HARTLEPOOL MP Iain Wright believes the Queen’s Speech did not do enough to address the “key issues” of unemployment and a manufacturing strategy.
Reflecting on the Government’s legislative agenda, Mr Wright said the areas of legislation and priorities not included were “deeply revealing”.
Measures to control immigration were at the heart of the Queen’s Speech, at the State Opening of Parliament on Wednesday, along with plans to cap bills for social care, introduce a flat-rate state pension, extend consumer rights and cut the regulation burden on small businesses.
But speaking during a House of Commons debate, Mr Wright said: “As I said, there was no mention of engineering, there was no mention of manufacturing and there was not a word about an industrial strategy.
“There was no mention of the world-beating sectors that this country has and needs to enhance, such as aerospace, automotives, pharmaceuticals or the creative industries.”

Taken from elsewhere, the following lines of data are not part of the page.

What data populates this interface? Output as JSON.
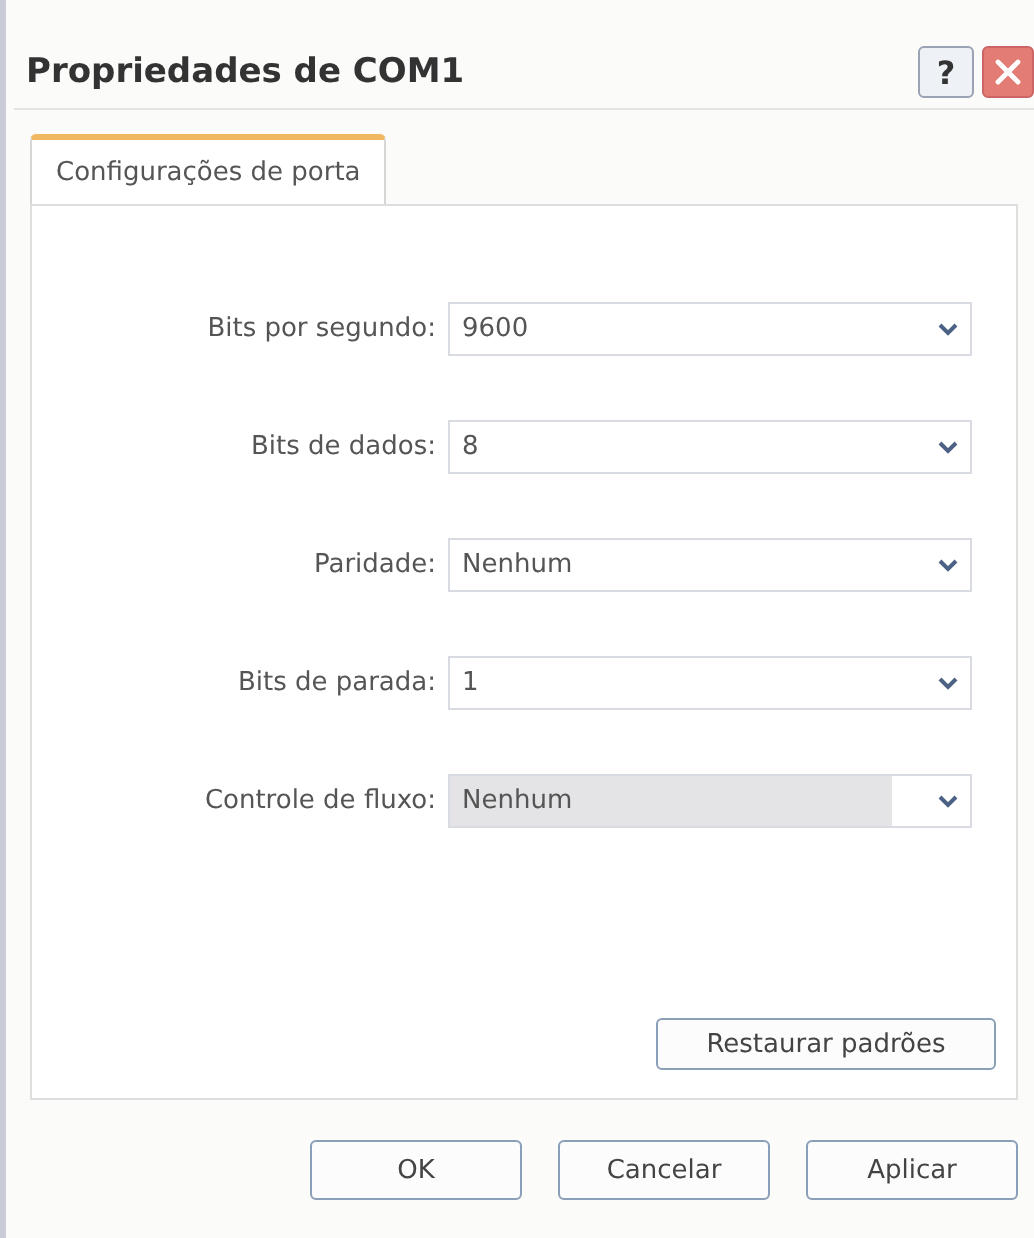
{
  "window": {
    "title": "Propriedades de COM1",
    "help_button": "?"
  },
  "tabs": [
    {
      "label": "Configurações de porta",
      "selected": true
    }
  ],
  "fields": [
    {
      "label": "Bits por segundo:",
      "value": "9600",
      "highlighted": false
    },
    {
      "label": "Bits de dados:",
      "value": "8",
      "highlighted": false
    },
    {
      "label": "Paridade:",
      "value": "Nenhum",
      "highlighted": false
    },
    {
      "label": "Bits de parada:",
      "value": "1",
      "highlighted": false
    },
    {
      "label": "Controle de fluxo:",
      "value": "Nenhum",
      "highlighted": true
    }
  ],
  "restore_button": "Restaurar padrões",
  "buttons": [
    "OK",
    "Cancelar",
    "Aplicar"
  ]
}
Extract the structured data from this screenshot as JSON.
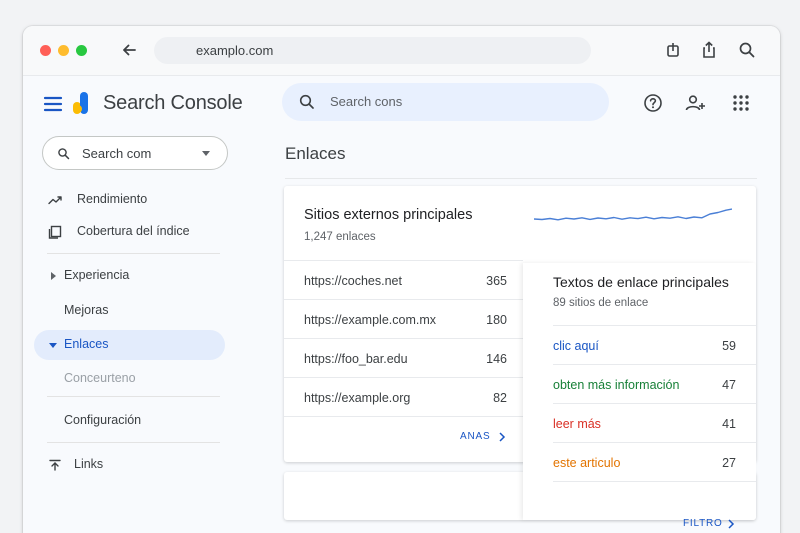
{
  "browser": {
    "url": "examplo.com"
  },
  "app": {
    "name": "Search Console",
    "search_placeholder": "Search cons"
  },
  "sidebar": {
    "property": "Search com",
    "items": [
      {
        "label": "Rendimiento"
      },
      {
        "label": "Cobertura del índice"
      },
      {
        "label": "Experiencia"
      },
      {
        "label": "Mejoras"
      },
      {
        "label": "Enlaces"
      },
      {
        "label": "Conceurteno"
      },
      {
        "label": "Configuración"
      },
      {
        "label": "Links"
      }
    ]
  },
  "main": {
    "title": "Enlaces",
    "external": {
      "title": "Sitios externos principales",
      "subtitle": "1,247 enlaces",
      "rows": [
        {
          "url": "https://coches.net",
          "count": "365"
        },
        {
          "url": "https://example.com.mx",
          "count": "180"
        },
        {
          "url": "https://foo_bar.edu",
          "count": "146"
        },
        {
          "url": "https://example.org",
          "count": "82"
        }
      ],
      "more_label": "ANAS"
    },
    "anchor": {
      "title": "Textos de enlace principales",
      "subtitle": "89 sitios de enlace",
      "rows": [
        {
          "text": "clic aquí",
          "count": "59",
          "color": "#1a56c4"
        },
        {
          "text": "obten más información",
          "count": "47",
          "color": "#188038"
        },
        {
          "text": "leer más",
          "count": "41",
          "color": "#d93025"
        },
        {
          "text": "este articulo",
          "count": "27",
          "color": "#e37400"
        }
      ],
      "more_label": "FILTRO"
    }
  }
}
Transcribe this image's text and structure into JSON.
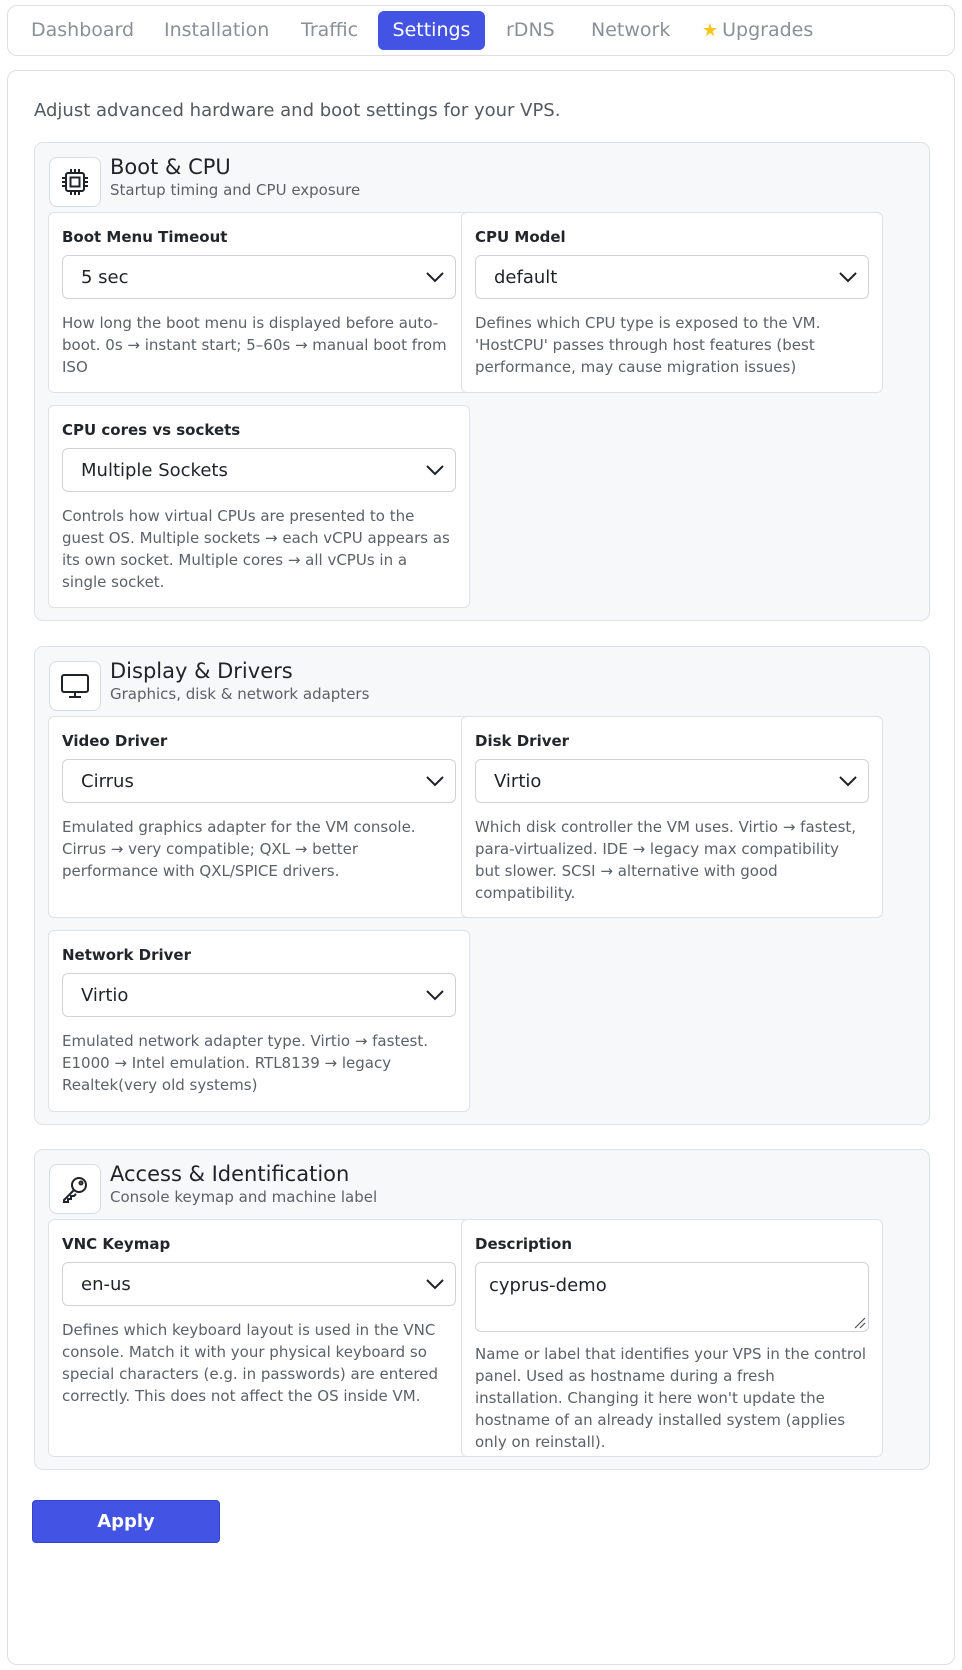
{
  "tabs": [
    {
      "label": "Dashboard"
    },
    {
      "label": "Installation"
    },
    {
      "label": "Traffic"
    },
    {
      "label": "Settings",
      "active": true
    },
    {
      "label": "rDNS"
    },
    {
      "label": "Network"
    },
    {
      "label": "Upgrades",
      "icon": "star-icon"
    }
  ],
  "intro": "Adjust advanced hardware and boot settings for your VPS.",
  "sections": {
    "boot": {
      "icon": "cpu-chip-icon",
      "title": "Boot & CPU",
      "subtitle": "Startup timing and CPU exposure",
      "boot_timeout": {
        "label": "Boot Menu Timeout",
        "value": "5 sec",
        "help": "How long the boot menu is displayed before auto-boot. 0s → instant start; 5–60s → manual boot from ISO"
      },
      "cpu_model": {
        "label": "CPU Model",
        "value": "default",
        "help": "Defines which CPU type is exposed to the VM. 'HostCPU' passes through host features (best performance, may cause migration issues)"
      },
      "cores_sockets": {
        "label": "CPU cores vs sockets",
        "value": "Multiple Sockets",
        "help": "Controls how virtual CPUs are presented to the guest OS. Multiple sockets → each vCPU appears as its own socket. Multiple cores → all vCPUs in a single socket."
      }
    },
    "display": {
      "icon": "monitor-icon",
      "title": "Display & Drivers",
      "subtitle": "Graphics, disk & network adapters",
      "video_driver": {
        "label": "Video Driver",
        "value": "Cirrus",
        "help": "Emulated graphics adapter for the VM console. Cirrus → very compatible; QXL → better performance with QXL/SPICE drivers."
      },
      "disk_driver": {
        "label": "Disk Driver",
        "value": "Virtio",
        "help": "Which disk controller the VM uses. Virtio → fastest, para-virtualized. IDE → legacy max compatibility but slower. SCSI → alternative with good compatibility."
      },
      "network_driver": {
        "label": "Network Driver",
        "value": "Virtio",
        "help": "Emulated network adapter type. Virtio → fastest. E1000 → Intel emulation. RTL8139 → legacy Realtek(very old systems)"
      }
    },
    "access": {
      "icon": "key-icon",
      "title": "Access & Identification",
      "subtitle": "Console keymap and machine label",
      "vnc_keymap": {
        "label": "VNC Keymap",
        "value": "en-us",
        "help": "Defines which keyboard layout is used in the VNC console. Match it with your physical keyboard so special characters (e.g. in passwords) are entered correctly. This does not affect the OS inside VM."
      },
      "description": {
        "label": "Description",
        "value": "cyprus-demo",
        "help": "Name or label that identifies your VPS in the control panel. Used as hostname during a fresh installation. Changing it here won't update the hostname of an already installed system (applies only on reinstall)."
      }
    }
  },
  "apply_label": "Apply",
  "colors": {
    "accent": "#4353e3",
    "star": "#f5c518"
  }
}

The number of people claiming jobseeker’s allowance in Hartlepool is around 4,700 and Mr Wright said: “The single biggest social and economic issue facing Hartlepool is unemployment.
“The notion that some growth in private sector employment is cutting the jobless queue is ludicrous, bears no resemblance to the reality on the ground in my constituency and is deeply insulting for those proud men and women in Hartlepool who are struggling to find a job.
“Hartlepool wants to work, but Government policies are making it harder, not easier, for decent aspirational people to find a job.”
He said “skills, experience, talent and potential” are being lost “possibly forever, as a result of this Government’s misguided and short-term views on skills and employment”.
Mr Wright also raised concerns the speech “seems to do very little to encourage enterprise, innovation or entrepreneurialism” but he did welcome the Mesothelioma Bill, designed to help people who suffer from Mesothelioma as a result of exposure to asbestos.
It establishes a payment scheme for those people who cannot trace their employer or their employer’s insurance company, where the employer was responsible for the asbestos exposure.